DATA SHOWN -
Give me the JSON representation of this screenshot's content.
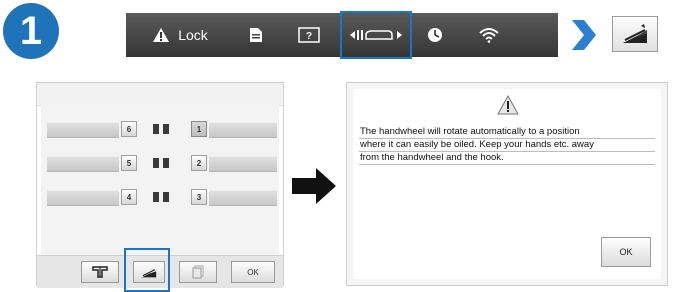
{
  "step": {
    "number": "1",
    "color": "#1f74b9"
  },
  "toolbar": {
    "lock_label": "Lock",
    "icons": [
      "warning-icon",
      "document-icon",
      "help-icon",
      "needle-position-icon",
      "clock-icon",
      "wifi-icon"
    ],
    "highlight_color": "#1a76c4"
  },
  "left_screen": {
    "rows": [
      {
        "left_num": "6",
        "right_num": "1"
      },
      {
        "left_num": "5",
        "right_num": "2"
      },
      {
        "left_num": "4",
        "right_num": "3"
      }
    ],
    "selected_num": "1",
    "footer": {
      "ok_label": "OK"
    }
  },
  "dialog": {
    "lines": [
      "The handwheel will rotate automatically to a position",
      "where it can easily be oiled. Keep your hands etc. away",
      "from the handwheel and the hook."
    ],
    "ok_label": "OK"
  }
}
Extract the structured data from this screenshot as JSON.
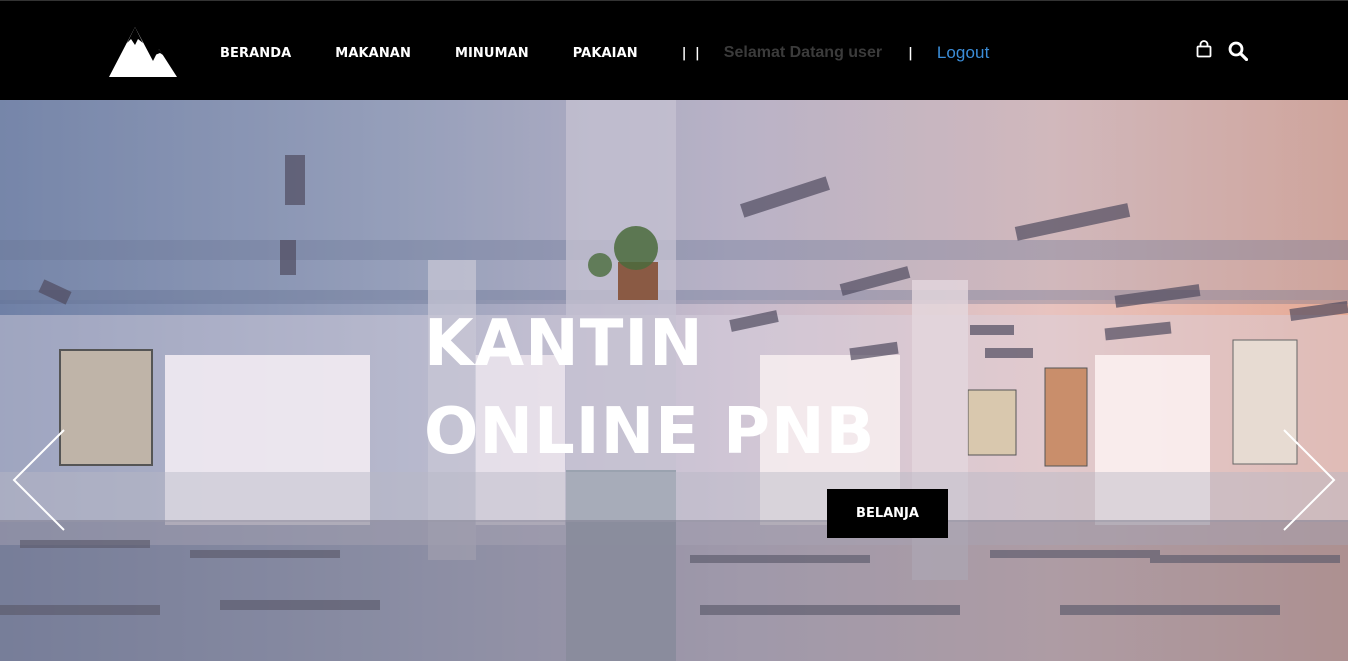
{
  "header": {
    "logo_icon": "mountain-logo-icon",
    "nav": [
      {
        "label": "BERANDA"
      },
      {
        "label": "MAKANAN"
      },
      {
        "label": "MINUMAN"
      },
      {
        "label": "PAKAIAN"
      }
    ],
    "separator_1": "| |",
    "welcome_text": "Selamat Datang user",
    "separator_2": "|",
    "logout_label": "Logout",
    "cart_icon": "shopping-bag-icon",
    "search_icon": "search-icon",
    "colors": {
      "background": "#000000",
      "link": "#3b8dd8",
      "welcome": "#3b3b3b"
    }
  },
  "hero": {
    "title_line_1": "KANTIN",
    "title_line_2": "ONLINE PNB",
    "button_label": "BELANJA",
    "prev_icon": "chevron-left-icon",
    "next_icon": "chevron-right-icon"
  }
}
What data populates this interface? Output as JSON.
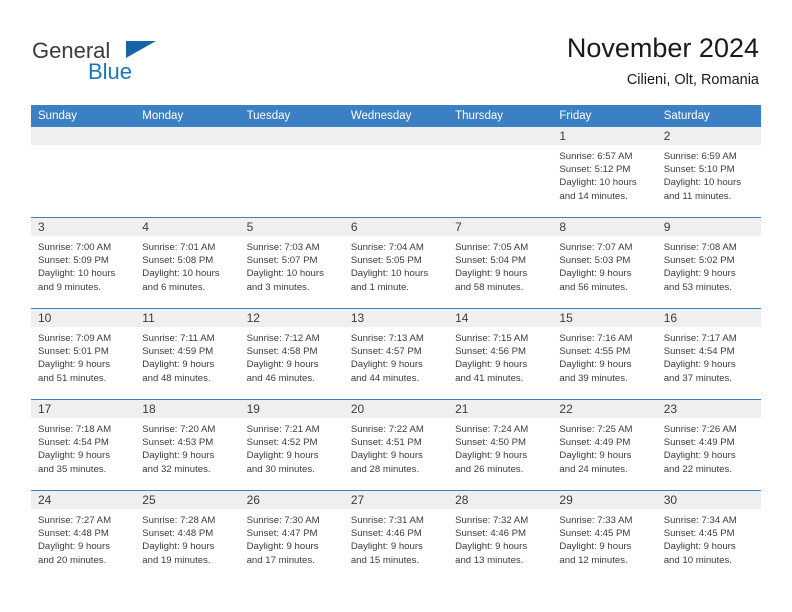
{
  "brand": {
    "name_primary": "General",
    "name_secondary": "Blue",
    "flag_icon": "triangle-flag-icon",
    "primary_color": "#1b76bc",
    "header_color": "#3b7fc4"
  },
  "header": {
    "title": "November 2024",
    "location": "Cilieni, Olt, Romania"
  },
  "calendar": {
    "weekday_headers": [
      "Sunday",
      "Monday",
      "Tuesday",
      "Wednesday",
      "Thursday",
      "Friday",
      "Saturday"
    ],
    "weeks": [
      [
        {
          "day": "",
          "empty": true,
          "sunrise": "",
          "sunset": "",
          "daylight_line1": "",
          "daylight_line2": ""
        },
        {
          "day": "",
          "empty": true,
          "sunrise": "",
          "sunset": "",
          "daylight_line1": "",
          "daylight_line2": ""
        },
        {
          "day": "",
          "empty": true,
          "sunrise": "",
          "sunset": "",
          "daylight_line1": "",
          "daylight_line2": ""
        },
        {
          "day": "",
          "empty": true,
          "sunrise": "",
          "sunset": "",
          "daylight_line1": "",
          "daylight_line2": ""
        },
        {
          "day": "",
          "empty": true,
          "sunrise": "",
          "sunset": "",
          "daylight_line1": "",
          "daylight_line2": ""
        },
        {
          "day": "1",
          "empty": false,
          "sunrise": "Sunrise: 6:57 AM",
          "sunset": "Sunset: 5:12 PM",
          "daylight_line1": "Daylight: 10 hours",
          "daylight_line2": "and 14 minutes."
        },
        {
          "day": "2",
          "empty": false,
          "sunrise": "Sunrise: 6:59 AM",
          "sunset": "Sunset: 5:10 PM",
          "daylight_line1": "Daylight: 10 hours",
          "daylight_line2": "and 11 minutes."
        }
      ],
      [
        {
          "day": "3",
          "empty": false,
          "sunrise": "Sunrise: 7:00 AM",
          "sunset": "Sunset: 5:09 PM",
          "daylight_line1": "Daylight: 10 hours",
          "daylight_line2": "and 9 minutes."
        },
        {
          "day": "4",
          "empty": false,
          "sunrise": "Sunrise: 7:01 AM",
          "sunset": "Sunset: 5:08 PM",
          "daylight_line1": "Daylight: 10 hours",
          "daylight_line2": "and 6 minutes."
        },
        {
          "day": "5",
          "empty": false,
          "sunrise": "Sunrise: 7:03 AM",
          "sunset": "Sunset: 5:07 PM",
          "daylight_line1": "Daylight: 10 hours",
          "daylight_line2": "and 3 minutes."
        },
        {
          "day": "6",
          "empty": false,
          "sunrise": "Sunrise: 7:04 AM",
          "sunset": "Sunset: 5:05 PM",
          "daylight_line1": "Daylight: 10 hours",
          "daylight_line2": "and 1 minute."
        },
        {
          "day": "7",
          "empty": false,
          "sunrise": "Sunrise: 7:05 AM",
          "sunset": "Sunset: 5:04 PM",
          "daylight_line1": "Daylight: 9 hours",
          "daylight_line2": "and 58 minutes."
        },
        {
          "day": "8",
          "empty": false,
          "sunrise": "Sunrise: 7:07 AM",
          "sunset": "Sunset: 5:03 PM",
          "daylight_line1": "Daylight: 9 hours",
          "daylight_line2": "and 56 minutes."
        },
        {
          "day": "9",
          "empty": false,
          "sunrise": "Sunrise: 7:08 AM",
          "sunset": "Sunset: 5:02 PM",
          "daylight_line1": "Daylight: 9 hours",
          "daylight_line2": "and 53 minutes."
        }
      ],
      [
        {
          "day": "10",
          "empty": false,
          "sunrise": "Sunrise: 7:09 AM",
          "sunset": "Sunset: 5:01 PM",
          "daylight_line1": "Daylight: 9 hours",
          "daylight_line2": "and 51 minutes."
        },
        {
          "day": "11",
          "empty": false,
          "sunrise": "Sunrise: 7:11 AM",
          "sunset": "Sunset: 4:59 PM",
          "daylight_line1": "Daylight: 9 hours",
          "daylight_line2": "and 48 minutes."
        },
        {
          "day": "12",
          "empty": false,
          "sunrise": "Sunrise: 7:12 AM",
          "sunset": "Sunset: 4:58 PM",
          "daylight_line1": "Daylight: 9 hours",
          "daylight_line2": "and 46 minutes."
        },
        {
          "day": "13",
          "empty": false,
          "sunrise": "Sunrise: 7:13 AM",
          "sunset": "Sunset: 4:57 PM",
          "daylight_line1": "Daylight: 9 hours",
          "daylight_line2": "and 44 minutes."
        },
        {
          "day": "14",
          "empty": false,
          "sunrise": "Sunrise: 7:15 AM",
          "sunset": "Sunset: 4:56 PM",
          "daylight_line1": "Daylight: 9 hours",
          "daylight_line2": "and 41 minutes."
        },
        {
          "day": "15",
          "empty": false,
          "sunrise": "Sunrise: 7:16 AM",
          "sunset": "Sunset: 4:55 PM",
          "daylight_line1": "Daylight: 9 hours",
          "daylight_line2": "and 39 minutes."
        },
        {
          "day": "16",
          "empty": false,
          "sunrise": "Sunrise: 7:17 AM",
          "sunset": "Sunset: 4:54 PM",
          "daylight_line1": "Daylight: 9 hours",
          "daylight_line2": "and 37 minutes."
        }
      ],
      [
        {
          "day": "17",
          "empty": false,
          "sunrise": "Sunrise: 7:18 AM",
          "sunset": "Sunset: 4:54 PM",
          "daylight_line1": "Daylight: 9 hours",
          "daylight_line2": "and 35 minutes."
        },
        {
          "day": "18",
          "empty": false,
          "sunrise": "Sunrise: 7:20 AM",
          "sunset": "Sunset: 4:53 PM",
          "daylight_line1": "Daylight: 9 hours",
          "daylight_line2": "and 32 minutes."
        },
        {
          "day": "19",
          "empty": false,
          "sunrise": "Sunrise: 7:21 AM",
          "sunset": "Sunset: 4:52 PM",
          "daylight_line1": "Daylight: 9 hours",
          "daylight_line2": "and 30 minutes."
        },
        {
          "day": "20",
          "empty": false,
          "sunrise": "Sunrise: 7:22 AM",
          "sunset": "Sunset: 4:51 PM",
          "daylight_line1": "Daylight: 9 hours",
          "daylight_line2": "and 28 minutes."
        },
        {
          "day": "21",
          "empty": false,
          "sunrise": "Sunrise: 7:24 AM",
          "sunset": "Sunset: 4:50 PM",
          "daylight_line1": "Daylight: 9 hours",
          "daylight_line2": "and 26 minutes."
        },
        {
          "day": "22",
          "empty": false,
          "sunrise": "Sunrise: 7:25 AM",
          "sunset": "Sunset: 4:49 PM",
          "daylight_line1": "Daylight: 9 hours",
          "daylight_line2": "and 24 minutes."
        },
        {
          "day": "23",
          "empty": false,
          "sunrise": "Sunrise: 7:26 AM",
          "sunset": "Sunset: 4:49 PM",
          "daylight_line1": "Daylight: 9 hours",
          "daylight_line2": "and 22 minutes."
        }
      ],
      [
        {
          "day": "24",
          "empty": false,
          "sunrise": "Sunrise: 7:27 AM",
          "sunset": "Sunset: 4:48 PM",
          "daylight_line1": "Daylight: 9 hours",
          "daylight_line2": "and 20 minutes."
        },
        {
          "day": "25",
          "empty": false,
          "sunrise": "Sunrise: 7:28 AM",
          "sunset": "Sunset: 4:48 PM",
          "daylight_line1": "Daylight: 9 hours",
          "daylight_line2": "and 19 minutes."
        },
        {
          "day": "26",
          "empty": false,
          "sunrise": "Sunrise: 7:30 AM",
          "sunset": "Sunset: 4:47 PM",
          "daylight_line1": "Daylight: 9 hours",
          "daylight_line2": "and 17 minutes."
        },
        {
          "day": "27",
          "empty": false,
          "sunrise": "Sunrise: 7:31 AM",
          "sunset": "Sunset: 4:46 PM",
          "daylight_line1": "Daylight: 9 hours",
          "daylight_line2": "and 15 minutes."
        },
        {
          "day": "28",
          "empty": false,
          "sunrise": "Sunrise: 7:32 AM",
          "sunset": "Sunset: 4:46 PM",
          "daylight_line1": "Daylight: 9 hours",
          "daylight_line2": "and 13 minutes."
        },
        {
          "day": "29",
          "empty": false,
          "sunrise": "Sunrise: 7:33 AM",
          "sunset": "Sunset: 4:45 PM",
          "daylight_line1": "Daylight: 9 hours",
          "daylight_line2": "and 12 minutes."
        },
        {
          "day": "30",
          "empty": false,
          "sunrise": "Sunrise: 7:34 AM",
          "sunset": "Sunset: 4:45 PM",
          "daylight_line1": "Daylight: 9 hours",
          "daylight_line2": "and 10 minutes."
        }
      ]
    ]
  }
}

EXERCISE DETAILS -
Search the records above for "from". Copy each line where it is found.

RESULT FOR THIS TASK -
      "from the handwheel and the hook."
Extract the structured data from this screenshot as JSON.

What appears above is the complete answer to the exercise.